___ GIVEN DATA

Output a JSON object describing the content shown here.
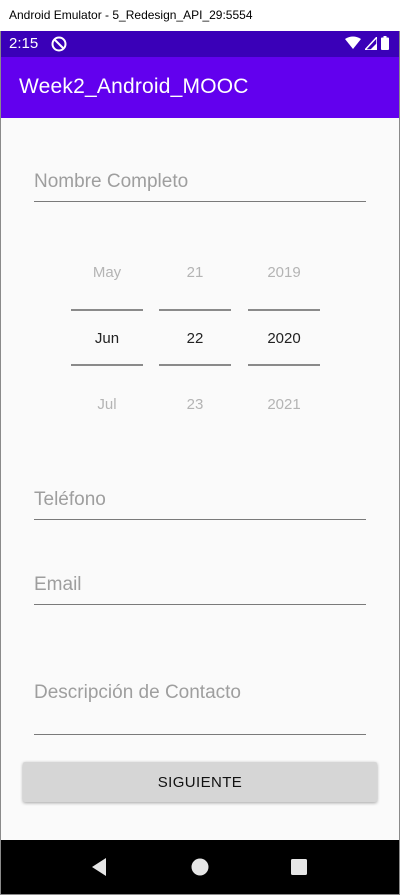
{
  "window": {
    "title": "Android Emulator - 5_Redesign_API_29:5554"
  },
  "status_bar": {
    "time": "2:15",
    "icons": [
      "dnd-icon",
      "wifi-icon",
      "signal-icon",
      "battery-icon"
    ]
  },
  "app_bar": {
    "title": "Week2_Android_MOOC"
  },
  "form": {
    "name_placeholder": "Nombre Completo",
    "date_picker": {
      "month": {
        "prev": "May",
        "selected": "Jun",
        "next": "Jul"
      },
      "day": {
        "prev": "21",
        "selected": "22",
        "next": "23"
      },
      "year": {
        "prev": "2019",
        "selected": "2020",
        "next": "2021"
      }
    },
    "phone_placeholder": "Teléfono",
    "email_placeholder": "Email",
    "description_placeholder": "Descripción de Contacto",
    "submit_label": "SIGUIENTE"
  },
  "nav_bar": {
    "icons": [
      "back-icon",
      "home-icon",
      "recents-icon"
    ]
  },
  "colors": {
    "status_bar": "#3a00b8",
    "app_bar": "#6200ee",
    "button": "#d6d6d6"
  }
}
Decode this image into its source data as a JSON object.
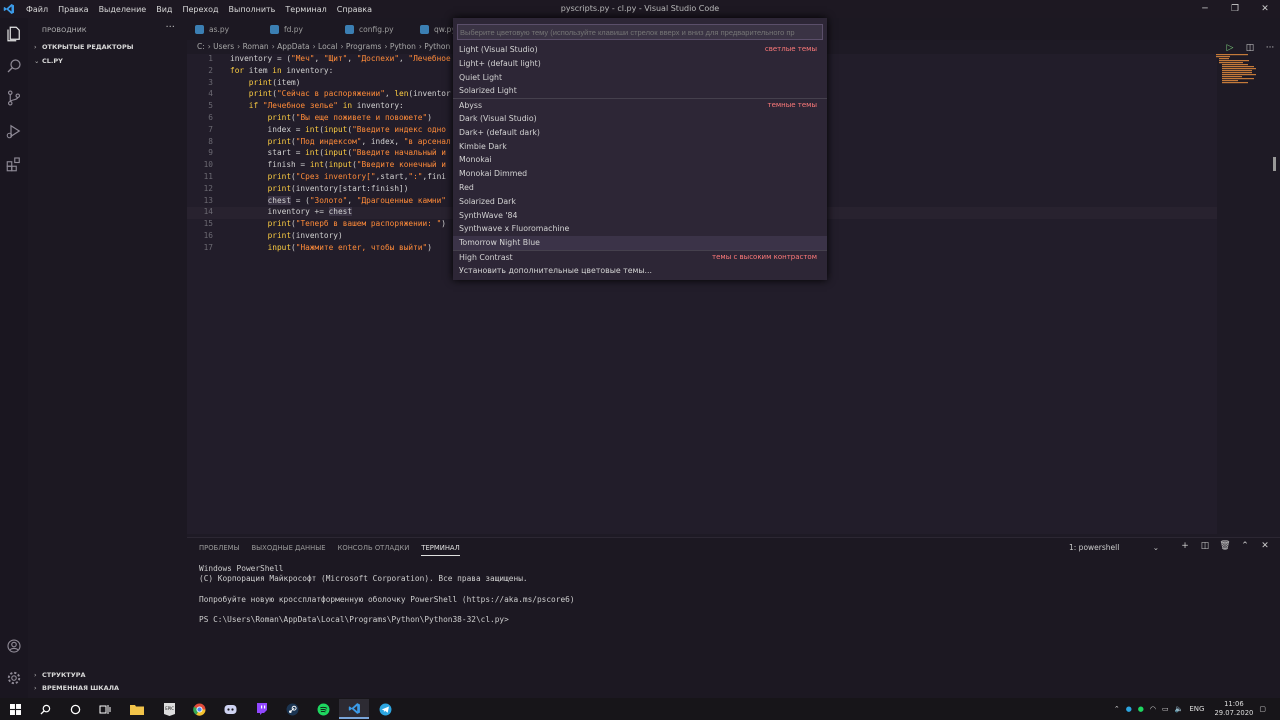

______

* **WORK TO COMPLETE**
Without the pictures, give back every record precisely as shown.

* **ANSWER AREA**
Output a JSON object describing the content shown here.
{
  "window": {
    "title": "Android Emulator - 5_Redesign_API_29:5554"
  },
  "status_bar": {
    "time": "2:15",
    "icons": [
      "dnd-icon",
      "wifi-icon",
      "signal-icon",
      "battery-icon"
    ]
  },
  "app_bar": {
    "title": "Week2_Android_MOOC"
  },
  "form": {
    "name_placeholder": "Nombre Completo",
    "date_picker": {
      "month": {
        "prev": "May",
        "selected": "Jun",
        "next": "Jul"
      },
      "day": {
        "prev": "21",
        "selected": "22",
        "next": "23"
      },
      "year": {
        "prev": "2019",
        "selected": "2020",
        "next": "2021"
      }
    },
    "phone_placeholder": "Teléfono",
    "email_placeholder": "Email",
    "description_placeholder": "Descripción de Contacto",
    "submit_label": "SIGUIENTE"
  },
  "nav_bar": {
    "icons": [
      "back-icon",
      "home-icon",
      "recents-icon"
    ]
  },
  "colors": {
    "status_bar": "#3a00b8",
    "app_bar": "#6200ee",
    "button": "#d6d6d6"
  }
}
Decode this image into its source data as a JSON object.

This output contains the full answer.